Below are some entries; report how many of their lines contain the word "this", giving nothing besides the number.

#### Provided material ####

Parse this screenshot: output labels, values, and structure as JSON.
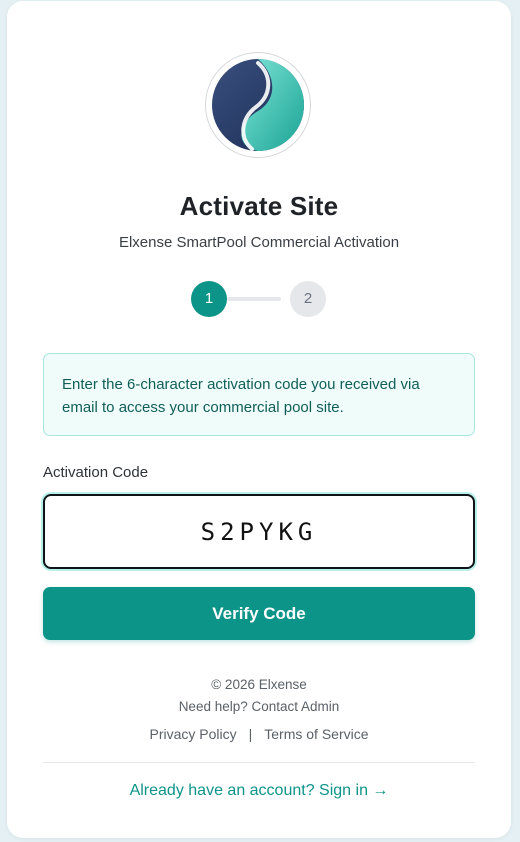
{
  "header": {
    "title": "Activate Site",
    "subtitle": "Elxense SmartPool Commercial Activation"
  },
  "stepper": {
    "current": 1,
    "steps": [
      {
        "label": "1"
      },
      {
        "label": "2"
      }
    ]
  },
  "info": {
    "text": "Enter the 6-character activation code you received via email to access your commercial pool site."
  },
  "form": {
    "code_label": "Activation Code",
    "code_value": "S2PYKG",
    "submit_label": "Verify Code"
  },
  "footer": {
    "copyright": "© 2026 Elxense",
    "help_text": "Need help? Contact Admin",
    "privacy_link": "Privacy Policy",
    "separator": "|",
    "terms_link": "Terms of Service",
    "signin_link": "Already have an account? Sign in →"
  },
  "colors": {
    "accent": "#0d9488",
    "info_bg": "#effcfa",
    "info_border": "#a8e6dd",
    "step_inactive": "#e5e7eb"
  },
  "icons": {
    "logo": "elxense-logo-icon"
  }
}
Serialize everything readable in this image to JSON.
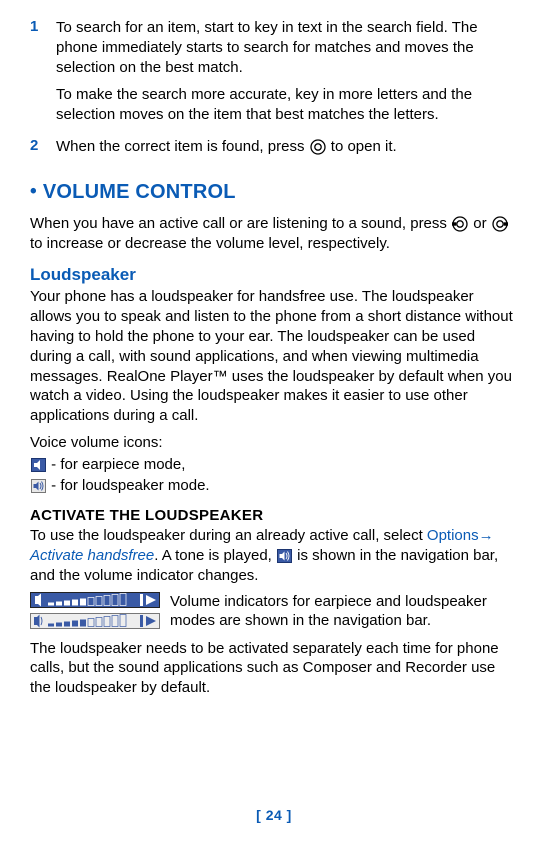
{
  "steps": [
    {
      "number": "1",
      "text_a": " To search for an item, start to key in text in the search field. The phone immediately starts to search for matches and moves the selection on the best match.",
      "text_b": "To make the search more accurate, key in more letters and the selection moves on the item that best matches the letters."
    },
    {
      "number": "2",
      "text_prefix": "When the correct item is found, press ",
      "text_suffix": " to open it."
    }
  ],
  "volume_control": {
    "heading": "VOLUME CONTROL",
    "intro_a": "When you have an active call or are listening to a sound, press ",
    "intro_mid": " or ",
    "intro_b": " to increase or decrease the volume level, respectively."
  },
  "loudspeaker": {
    "heading": "Loudspeaker",
    "para": "Your phone has a loudspeaker for handsfree use. The loudspeaker allows you to speak and listen to the phone from a short distance without having to hold the phone to your ear.  The loudspeaker can be used during a call, with sound applications, and when viewing multimedia messages. RealOne Player™ uses the loudspeaker by default when you watch a video. Using the loudspeaker makes it easier to use other applications during a call.",
    "voice_icons_label": "Voice volume icons:",
    "earpiece_text": " - for earpiece mode,",
    "loudspeaker_text": " - for loudspeaker mode."
  },
  "activate": {
    "heading": "ACTIVATE THE LOUDSPEAKER",
    "p1_prefix": "To use the loudspeaker during an already active call, select ",
    "option1": "Options",
    "arrow": "→ ",
    "option2": "Activate handsfree",
    "p1_mid": ". A tone is played, ",
    "p1_suffix": " is shown in the navigation bar, and the volume indicator changes.",
    "figure_caption": "Volume indicators for earpiece and loudspeaker modes are shown in the navigation bar.",
    "p2": "The loudspeaker needs to be activated separately each time for phone calls, but the sound applications such as Composer and Recorder use the loudspeaker by default."
  },
  "page_number": "[ 24 ]"
}
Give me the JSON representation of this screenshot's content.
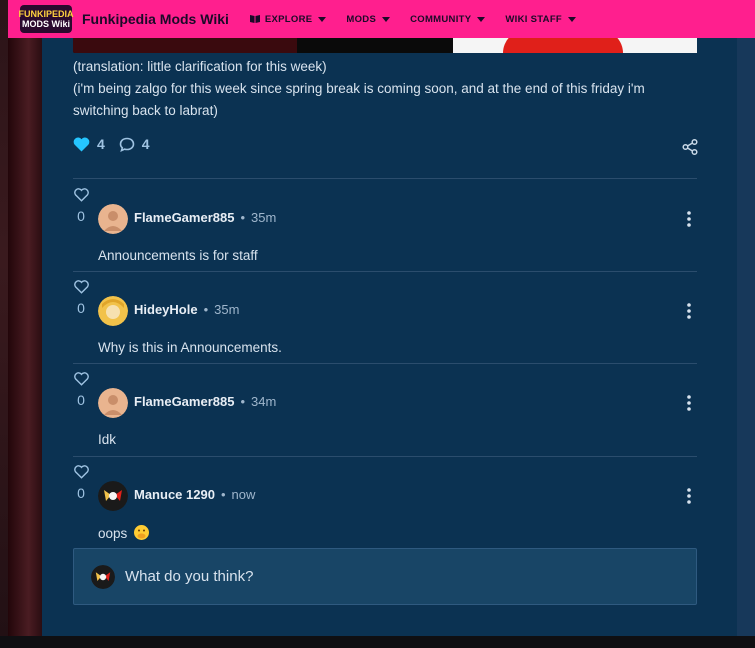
{
  "topnav": {
    "logo_line1": "FUNKIPEDIA",
    "logo_line2": "MODS Wiki",
    "wiki_title": "Funkipedia Mods Wiki",
    "items": [
      {
        "label": "EXPLORE",
        "icon": "book-icon"
      },
      {
        "label": "MODS"
      },
      {
        "label": "COMMUNITY"
      },
      {
        "label": "WIKI STAFF"
      }
    ]
  },
  "post": {
    "line1": "(translation: little clarification for this week)",
    "line2": "(i'm being zalgo for this week since spring break is coming soon, and at the end of this friday i'm switching back to labrat)",
    "likes": "4",
    "replies": "4"
  },
  "comments": [
    {
      "author": "FlameGamer885",
      "time": "35m",
      "text": "Announcements is for staff",
      "likes": "0",
      "avatar_color": "#e9b48f"
    },
    {
      "author": "HideyHole",
      "time": "35m",
      "text": "Why is this in Announcements.",
      "likes": "0",
      "avatar_color": "#f2c24a"
    },
    {
      "author": "FlameGamer885",
      "time": "34m",
      "text": "Idk",
      "likes": "0",
      "avatar_color": "#e9b48f"
    },
    {
      "author": "Manuce 1290",
      "time": "now",
      "text": "oops",
      "likes": "0",
      "avatar_color": "#1a1a1a"
    }
  ],
  "reply": {
    "placeholder": "What do you think?"
  },
  "colors": {
    "nav_bg": "#ff1f8e",
    "content_bg": "#0b3252",
    "accent_heart": "#25c5ff"
  }
}
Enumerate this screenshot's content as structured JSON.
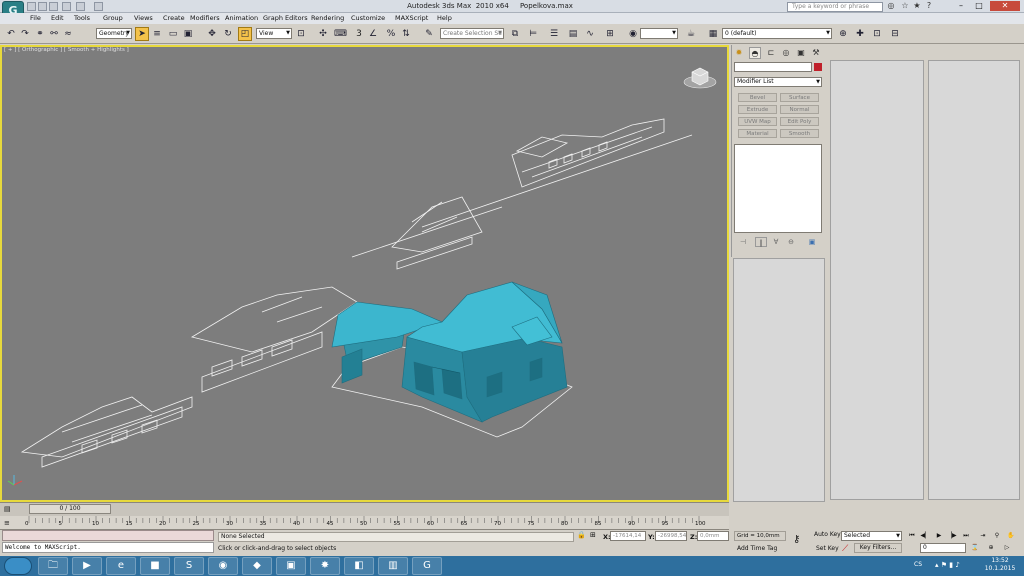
{
  "app": {
    "title": "Autodesk 3ds Max  2010 x64",
    "file": "Popelkova.max",
    "logo_letter": "G"
  },
  "search": {
    "placeholder": "Type a keyword or phrase"
  },
  "menu": [
    "File",
    "Edit",
    "Tools",
    "Group",
    "Views",
    "Create",
    "Modifiers",
    "Animation",
    "Graph Editors",
    "Rendering",
    "Customize",
    "MAXScript",
    "Help"
  ],
  "toolbar": {
    "selection_filter": "Geometry",
    "ref_coord": "View",
    "named_selection": "Create Selection Se",
    "layer": "0 (default)",
    "snap_labels": [
      "3",
      "%"
    ]
  },
  "viewport": {
    "label": "[ + ] [ Orthographic ] [ Smooth + Highlights ]",
    "model_color": "#3aa9bf"
  },
  "command_panel": {
    "modifier_list": "Modifier List",
    "buttons": [
      "Bevel",
      "Surface",
      "Extrude",
      "Normal",
      "UVW Map",
      "Edit Poly",
      "Material",
      "Smooth"
    ]
  },
  "time": {
    "slider": "0 / 100",
    "ticks": [
      "0",
      "5",
      "10",
      "15",
      "20",
      "25",
      "30",
      "35",
      "40",
      "45",
      "50",
      "55",
      "60",
      "65",
      "70",
      "75",
      "80",
      "85",
      "90",
      "95",
      "100"
    ]
  },
  "status": {
    "script_output": "",
    "script_input": "Welcome to MAXScript.",
    "selection": "None Selected",
    "prompt": "Click or click-and-drag to select objects",
    "x_label": "X:",
    "x": "-17614,14",
    "y_label": "Y:",
    "y": "-26998,54",
    "z_label": "Z:",
    "z": "0,0mm",
    "grid": "Grid = 10,0mm",
    "add_time_tag": "Add Time Tag",
    "auto_key": "Auto Key",
    "set_key": "Set Key",
    "key_mode": "Selected",
    "key_filters": "Key Filters...",
    "frame": "0"
  },
  "taskbar": {
    "lang": "CS",
    "time": "13:52",
    "date": "10.1.2015"
  }
}
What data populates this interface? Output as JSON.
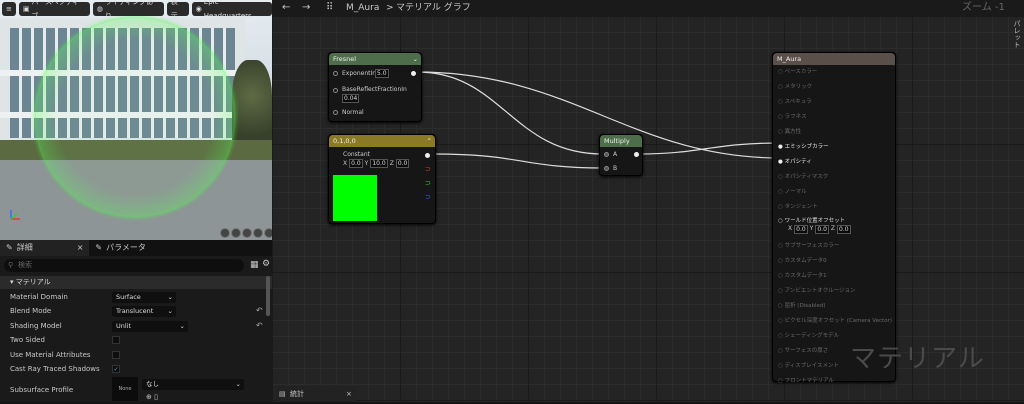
{
  "viewport": {
    "buttons": [
      "パースペクティブ",
      "ライティングあり",
      "表示",
      "Epic Headquarters"
    ]
  },
  "details": {
    "tabs": [
      {
        "label": "詳細"
      },
      {
        "label": "パラメータ"
      }
    ],
    "search_placeholder": "検索",
    "section_title": "マテリアル",
    "rows": [
      {
        "label": "Material Domain",
        "value": "Surface"
      },
      {
        "label": "Blend Mode",
        "value": "Translucent"
      },
      {
        "label": "Shading Model",
        "value": "Unlit"
      },
      {
        "label": "Two Sided",
        "value": ""
      },
      {
        "label": "Use Material Attributes",
        "value": ""
      },
      {
        "label": "Cast Ray Traced Shadows",
        "value": "✓"
      },
      {
        "label": "Subsurface Profile",
        "value": "なし"
      }
    ],
    "subsurface_thumb": "None"
  },
  "graph": {
    "breadcrumb_asset": "M_Aura",
    "breadcrumb_page": "マテリアル グラフ",
    "zoom": "ズーム -1",
    "side_tab": "パレット",
    "watermark": "マテリアル",
    "stats_tab": "統計",
    "fresnel": {
      "title": "Fresnel",
      "exponent_label": "ExponentIn",
      "exponent_value": "5.0",
      "base_label": "BaseReflectFractionIn",
      "base_value": "0.04",
      "normal_label": "Normal"
    },
    "constant": {
      "title": "0,1,0,0",
      "label": "Constant",
      "x": "0.0",
      "y": "10.0",
      "z": "0.0",
      "x_label": "X",
      "y_label": "Y",
      "z_label": "Z",
      "color": "#00ff00"
    },
    "multiply": {
      "title": "Multiply",
      "a": "A",
      "b": "B"
    },
    "output": {
      "title": "M_Aura",
      "pins": [
        "ベースカラー",
        "メタリック",
        "スペキュラ",
        "ラフネス",
        "異方性",
        "エミッシブカラー",
        "オパシティ",
        "オパシティマスク",
        "ノーマル",
        "タンジェント",
        "ワールド位置オフセット",
        "サブサーフェスカラー",
        "カスタムデータ0",
        "カスタムデータ1",
        "アンビエントオクルージョン",
        "屈折 (Disabled)",
        "ピクセル深度オフセット (Camera Vector)",
        "シェーディングモデル",
        "サーフェスの厚さ",
        "ディスプレイスメント",
        "フロントマテリアル"
      ],
      "wpo_x": "0.0",
      "wpo_y": "0.0",
      "wpo_z": "0.0"
    }
  },
  "colors": {
    "fresnel_header": "#4e6d4a",
    "constant_header": "#8a7a25",
    "multiply_header": "#4e6d4a",
    "output_header": "#5a4f49"
  }
}
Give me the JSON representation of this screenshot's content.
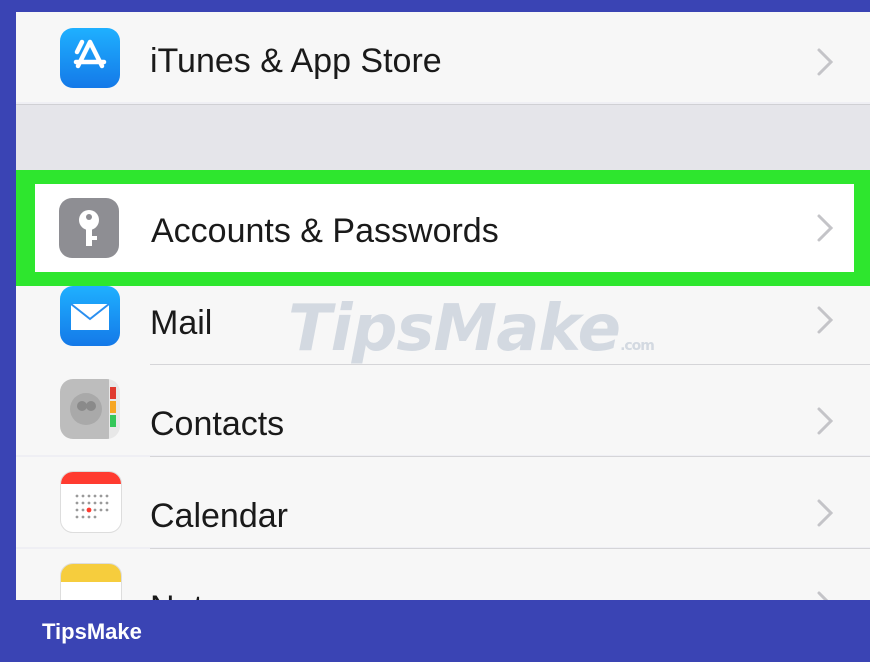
{
  "settings": {
    "rows": [
      {
        "label": "iTunes & App Store",
        "icon": "app-store-icon"
      },
      {
        "label": "Accounts & Passwords",
        "icon": "key-icon"
      },
      {
        "label": "Mail",
        "icon": "mail-icon"
      },
      {
        "label": "Contacts",
        "icon": "contacts-icon"
      },
      {
        "label": "Calendar",
        "icon": "calendar-icon"
      },
      {
        "label": "Notes",
        "icon": "notes-icon"
      }
    ]
  },
  "watermark": {
    "main": "TipsMake",
    "suffix": ".com"
  },
  "footer": {
    "brand": "TipsMake"
  },
  "colors": {
    "highlight": "#2ee62e",
    "frame": "#3a44b4"
  }
}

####

Exercise result
9